African leaders are set to investigate claims by Burundi that neighboring Rwanda is supporting rebels to topple government.
Crispus Kiyonga, the mediator of the talks between government and the opposition told reporters that regional leaders during their imminent summit will investigate the claims which Rwanda has denied.
“It’s true that Burundi officials including ministers have accused Rwanda of either assisting the armed opposition or facilitating them. The truth will be found out and a solution in case there is a problem,” Kiyonga who is also Uganda’s defense minister said.
Burundi accuses Rwanda of backing members of the opposition alliance National Council for the Restoration of Arusha Agreement and Rule of Law, known by the French acronym ‘CNARED’.
The government implicated CNARED members for being behind the failed May coup attempt that aimed to stop President Pierre Nkurunziza bid for a third term.
It also implicated CNARED for being behind attacks on security forces and recruiting refugees from the neighboring countries into armed rebellion.
The political violence and fighting in Burundi erupted in April last year after Nkurunziza declared his bid to run for a controversial third term, which opposition described as against the country’s constitution and the 2005 Arusha accord that ended years of civil war.
Regional countries headed by Uganda are leading peace efforts to end the fighting.
Meanwhile Kiyonga appealed to the Burundi government to return to the negotiation table noting that any disagreement can be ironed out there.
Burundi refused to return to the negotiation table noting that it cannot negotiate with people responsible for the violence in the country.
“Let everybody come to the table, armed or not armed, criminal or not criminal but who has something to do with the conflict in Burundi. Let them come at the table,” said Kiyonga.
Kiyonga assured the Burundi government that negotiating with the opposition accused of committing atrocities does not mean their crimes have been forgiven.
The peace talks aimed at ending the violence hit a snag on Wednesday after the authorities in Burundi announced that the government delegation will not show up in the northern Tanzanian town of Arusha for the resumption of the talks.

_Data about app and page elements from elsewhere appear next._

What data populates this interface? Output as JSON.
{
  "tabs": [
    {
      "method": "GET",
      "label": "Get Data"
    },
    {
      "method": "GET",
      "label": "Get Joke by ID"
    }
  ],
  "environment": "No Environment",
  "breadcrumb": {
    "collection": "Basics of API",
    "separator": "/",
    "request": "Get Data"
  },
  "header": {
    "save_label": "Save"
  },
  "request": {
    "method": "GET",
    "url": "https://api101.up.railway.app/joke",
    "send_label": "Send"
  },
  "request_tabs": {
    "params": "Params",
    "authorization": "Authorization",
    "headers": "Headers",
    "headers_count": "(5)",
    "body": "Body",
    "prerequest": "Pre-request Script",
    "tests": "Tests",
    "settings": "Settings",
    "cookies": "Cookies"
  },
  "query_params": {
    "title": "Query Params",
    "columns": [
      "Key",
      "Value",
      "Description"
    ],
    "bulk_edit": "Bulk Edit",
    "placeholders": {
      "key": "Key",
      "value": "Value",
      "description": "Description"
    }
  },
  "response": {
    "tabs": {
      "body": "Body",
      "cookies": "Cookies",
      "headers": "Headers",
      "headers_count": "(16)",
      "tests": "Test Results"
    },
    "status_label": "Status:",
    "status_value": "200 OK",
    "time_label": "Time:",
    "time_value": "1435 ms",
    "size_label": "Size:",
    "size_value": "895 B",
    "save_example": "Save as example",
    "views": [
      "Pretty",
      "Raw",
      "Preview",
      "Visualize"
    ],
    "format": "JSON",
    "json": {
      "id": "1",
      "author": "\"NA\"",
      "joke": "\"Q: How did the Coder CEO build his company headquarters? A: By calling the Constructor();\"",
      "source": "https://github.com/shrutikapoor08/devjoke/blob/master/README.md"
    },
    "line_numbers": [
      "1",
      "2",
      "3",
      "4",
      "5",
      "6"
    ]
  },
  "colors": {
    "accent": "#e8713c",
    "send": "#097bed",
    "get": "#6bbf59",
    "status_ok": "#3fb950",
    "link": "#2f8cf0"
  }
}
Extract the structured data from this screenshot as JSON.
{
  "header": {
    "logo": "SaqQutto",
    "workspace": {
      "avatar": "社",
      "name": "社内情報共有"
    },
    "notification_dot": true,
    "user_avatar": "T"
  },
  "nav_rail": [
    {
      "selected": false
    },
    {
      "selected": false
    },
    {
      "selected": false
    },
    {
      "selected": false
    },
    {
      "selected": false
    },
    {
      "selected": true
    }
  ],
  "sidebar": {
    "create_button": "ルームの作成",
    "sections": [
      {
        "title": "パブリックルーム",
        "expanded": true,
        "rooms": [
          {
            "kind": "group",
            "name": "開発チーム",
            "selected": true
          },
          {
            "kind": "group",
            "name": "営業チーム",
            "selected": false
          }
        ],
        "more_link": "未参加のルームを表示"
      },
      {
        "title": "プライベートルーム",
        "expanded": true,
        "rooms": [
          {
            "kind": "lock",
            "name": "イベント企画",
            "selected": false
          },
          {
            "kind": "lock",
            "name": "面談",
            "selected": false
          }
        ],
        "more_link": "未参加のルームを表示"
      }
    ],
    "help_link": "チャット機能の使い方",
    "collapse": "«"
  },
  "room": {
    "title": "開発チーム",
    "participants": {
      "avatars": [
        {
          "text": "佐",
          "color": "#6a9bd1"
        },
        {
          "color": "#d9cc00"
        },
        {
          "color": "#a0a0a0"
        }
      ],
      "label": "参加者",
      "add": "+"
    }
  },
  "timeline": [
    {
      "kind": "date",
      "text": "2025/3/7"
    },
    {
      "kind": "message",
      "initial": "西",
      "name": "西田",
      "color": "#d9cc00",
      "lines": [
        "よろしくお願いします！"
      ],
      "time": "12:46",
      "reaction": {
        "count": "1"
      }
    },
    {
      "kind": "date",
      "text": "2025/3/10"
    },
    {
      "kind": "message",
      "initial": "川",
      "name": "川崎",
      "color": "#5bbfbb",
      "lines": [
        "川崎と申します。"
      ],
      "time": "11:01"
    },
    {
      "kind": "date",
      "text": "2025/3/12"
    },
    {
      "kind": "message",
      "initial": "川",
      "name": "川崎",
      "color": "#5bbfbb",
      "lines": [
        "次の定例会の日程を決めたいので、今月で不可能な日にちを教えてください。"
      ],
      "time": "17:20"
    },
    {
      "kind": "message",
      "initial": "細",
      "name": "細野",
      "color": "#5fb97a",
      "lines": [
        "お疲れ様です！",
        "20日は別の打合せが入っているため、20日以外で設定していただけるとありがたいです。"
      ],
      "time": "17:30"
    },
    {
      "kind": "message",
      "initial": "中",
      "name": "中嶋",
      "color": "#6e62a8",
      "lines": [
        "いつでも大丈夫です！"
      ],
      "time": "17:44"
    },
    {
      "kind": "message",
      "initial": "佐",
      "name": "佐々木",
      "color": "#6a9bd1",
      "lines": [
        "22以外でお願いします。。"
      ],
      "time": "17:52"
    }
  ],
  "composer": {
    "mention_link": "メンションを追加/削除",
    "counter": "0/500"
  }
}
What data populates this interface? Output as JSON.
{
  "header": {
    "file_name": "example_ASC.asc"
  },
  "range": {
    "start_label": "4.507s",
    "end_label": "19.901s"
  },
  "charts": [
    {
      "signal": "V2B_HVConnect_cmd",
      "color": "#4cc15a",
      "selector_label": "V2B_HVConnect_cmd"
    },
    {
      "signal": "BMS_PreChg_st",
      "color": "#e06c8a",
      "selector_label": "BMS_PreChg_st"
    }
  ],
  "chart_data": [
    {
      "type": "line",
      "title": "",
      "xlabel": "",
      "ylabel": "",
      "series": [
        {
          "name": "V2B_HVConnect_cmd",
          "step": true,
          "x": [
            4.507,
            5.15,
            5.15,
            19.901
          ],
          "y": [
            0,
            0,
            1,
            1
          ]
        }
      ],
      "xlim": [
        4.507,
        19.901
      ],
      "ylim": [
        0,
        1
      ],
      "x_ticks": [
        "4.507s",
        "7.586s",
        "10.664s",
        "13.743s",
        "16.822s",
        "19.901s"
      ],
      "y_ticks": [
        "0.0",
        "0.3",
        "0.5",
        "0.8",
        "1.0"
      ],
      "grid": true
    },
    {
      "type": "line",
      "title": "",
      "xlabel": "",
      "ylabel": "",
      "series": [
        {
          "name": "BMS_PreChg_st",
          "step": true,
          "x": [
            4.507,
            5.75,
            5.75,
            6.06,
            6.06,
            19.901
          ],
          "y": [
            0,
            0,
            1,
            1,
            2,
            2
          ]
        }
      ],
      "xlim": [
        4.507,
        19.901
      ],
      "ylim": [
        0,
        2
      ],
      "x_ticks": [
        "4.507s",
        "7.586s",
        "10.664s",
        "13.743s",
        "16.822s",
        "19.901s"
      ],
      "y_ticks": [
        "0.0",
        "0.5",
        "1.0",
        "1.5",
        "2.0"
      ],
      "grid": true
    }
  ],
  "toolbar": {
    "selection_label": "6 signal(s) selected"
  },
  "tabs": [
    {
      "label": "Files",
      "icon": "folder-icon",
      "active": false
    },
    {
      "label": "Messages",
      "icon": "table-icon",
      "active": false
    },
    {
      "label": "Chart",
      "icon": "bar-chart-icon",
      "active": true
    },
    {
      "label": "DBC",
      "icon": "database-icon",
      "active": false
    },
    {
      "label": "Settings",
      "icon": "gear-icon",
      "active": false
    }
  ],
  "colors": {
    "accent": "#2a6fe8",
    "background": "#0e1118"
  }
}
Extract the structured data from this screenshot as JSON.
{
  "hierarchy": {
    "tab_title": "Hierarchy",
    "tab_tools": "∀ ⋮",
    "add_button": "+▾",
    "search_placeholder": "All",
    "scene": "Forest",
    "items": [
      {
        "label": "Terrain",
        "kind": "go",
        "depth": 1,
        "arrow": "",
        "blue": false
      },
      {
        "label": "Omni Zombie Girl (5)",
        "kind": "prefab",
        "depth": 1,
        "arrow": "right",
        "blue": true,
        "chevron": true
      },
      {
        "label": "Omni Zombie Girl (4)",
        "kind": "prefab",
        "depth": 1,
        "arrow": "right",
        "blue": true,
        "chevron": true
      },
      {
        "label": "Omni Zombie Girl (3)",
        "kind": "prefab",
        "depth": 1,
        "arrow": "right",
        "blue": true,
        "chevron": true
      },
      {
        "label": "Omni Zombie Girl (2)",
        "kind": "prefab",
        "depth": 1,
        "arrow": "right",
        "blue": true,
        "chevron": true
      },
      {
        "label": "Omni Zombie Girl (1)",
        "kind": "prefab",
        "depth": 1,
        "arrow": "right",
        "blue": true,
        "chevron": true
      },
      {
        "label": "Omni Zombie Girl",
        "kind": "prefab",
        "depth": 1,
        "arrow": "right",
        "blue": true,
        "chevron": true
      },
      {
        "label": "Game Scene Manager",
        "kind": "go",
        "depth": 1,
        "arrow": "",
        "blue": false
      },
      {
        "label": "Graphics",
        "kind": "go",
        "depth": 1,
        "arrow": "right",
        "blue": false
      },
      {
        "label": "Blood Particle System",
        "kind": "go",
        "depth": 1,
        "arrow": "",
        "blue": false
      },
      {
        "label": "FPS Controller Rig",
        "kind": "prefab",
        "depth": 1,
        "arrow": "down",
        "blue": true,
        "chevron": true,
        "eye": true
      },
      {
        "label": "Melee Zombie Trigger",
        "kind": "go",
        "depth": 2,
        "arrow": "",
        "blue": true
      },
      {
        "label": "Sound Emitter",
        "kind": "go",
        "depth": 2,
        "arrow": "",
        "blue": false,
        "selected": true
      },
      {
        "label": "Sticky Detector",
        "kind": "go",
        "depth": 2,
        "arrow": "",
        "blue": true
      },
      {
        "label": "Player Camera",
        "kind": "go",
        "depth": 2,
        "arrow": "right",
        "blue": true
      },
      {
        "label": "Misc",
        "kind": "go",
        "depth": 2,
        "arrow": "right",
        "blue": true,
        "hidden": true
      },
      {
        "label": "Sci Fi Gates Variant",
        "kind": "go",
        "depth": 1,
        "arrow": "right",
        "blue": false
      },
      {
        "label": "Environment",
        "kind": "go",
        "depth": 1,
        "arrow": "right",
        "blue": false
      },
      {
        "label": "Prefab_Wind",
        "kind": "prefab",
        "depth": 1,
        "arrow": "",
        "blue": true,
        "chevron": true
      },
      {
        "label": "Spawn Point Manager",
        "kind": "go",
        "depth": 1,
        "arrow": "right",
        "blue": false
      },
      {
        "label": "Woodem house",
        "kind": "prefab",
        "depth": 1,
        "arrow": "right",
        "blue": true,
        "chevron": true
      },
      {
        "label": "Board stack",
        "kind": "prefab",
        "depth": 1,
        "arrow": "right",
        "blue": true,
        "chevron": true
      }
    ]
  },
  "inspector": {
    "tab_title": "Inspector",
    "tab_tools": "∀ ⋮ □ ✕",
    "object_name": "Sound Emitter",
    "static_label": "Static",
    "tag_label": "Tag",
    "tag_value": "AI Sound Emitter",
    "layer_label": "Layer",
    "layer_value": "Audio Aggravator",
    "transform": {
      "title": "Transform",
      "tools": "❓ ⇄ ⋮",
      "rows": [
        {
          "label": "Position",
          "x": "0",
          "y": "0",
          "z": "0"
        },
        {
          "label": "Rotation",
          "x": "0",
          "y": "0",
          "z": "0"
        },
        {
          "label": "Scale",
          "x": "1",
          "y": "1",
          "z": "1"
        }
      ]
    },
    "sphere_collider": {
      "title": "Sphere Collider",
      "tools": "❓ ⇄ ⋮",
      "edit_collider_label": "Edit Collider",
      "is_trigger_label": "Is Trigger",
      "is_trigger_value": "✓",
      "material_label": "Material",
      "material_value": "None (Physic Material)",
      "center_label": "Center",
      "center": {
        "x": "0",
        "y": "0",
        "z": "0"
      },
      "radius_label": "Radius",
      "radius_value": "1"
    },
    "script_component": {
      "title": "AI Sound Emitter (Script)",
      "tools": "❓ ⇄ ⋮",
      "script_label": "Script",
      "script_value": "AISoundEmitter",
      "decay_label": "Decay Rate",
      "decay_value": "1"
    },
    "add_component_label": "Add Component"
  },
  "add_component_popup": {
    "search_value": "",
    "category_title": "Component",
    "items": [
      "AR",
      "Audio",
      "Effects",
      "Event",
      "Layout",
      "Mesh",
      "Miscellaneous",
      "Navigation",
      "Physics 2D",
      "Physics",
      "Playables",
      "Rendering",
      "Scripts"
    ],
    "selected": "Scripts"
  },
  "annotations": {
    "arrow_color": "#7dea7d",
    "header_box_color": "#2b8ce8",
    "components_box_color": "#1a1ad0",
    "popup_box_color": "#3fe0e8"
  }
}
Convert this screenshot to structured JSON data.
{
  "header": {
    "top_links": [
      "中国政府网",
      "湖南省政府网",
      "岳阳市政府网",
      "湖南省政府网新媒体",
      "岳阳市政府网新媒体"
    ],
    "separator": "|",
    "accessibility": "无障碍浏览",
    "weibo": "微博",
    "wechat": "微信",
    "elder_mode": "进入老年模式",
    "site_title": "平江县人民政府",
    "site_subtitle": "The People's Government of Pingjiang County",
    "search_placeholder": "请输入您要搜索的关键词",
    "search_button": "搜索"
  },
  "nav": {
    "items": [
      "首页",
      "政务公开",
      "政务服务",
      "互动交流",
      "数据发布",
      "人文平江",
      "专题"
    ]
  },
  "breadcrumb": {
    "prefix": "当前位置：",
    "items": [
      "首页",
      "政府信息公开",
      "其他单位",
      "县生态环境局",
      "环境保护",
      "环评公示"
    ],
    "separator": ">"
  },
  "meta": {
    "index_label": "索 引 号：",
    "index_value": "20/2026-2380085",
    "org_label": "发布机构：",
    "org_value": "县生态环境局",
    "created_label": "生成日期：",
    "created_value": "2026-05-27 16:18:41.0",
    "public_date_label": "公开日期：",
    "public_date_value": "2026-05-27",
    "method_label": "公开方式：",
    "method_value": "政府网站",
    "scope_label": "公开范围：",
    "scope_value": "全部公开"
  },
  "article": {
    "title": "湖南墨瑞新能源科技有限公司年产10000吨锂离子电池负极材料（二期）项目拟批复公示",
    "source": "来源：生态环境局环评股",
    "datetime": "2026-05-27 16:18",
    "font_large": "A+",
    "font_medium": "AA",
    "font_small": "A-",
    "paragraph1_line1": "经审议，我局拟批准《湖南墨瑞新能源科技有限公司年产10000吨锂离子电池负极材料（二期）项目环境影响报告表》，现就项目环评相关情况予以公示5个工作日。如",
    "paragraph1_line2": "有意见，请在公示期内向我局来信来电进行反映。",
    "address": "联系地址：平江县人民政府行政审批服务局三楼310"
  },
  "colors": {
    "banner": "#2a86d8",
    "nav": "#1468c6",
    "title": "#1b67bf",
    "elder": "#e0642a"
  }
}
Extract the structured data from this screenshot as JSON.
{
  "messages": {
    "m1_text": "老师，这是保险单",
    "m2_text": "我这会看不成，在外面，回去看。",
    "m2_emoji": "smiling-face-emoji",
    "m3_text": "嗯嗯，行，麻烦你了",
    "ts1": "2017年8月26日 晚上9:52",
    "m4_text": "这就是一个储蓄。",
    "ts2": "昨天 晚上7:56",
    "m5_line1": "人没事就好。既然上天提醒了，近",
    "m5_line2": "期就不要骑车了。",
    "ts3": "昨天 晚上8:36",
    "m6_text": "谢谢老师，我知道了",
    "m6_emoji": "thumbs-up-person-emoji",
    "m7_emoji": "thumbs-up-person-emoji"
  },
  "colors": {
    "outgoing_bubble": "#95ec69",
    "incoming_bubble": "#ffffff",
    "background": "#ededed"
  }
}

Kiyonga said all the warring parties must return to the table to end the killings and sufferings that the people of Burundi are facing.
He cautioned the Burundi government against issuing threats that it would attack an African Union (AU) force once it is deployed there.
“To threaten to shoot at an African force is not right. You can’t shoot our own force, who will protect us,” Kiyonga said.
AU Peace and Security Council on Dec.17 announced plans to deploy 5,000 peacekeepers to protect civilians.
The Burundi government protested saying it would not allow them in the country.
Kiyonga said the proposed force will help stabilize the deteriorating security situation in the country.
“That situation needs to be stabilised and needs to be brought back to order. It is in that spirit that we of AU think we should come to the assistance of our brothers in Burundi,” he said
He said the AU is consulting with the Burundi government to reach a final decision on the deployment of the troops.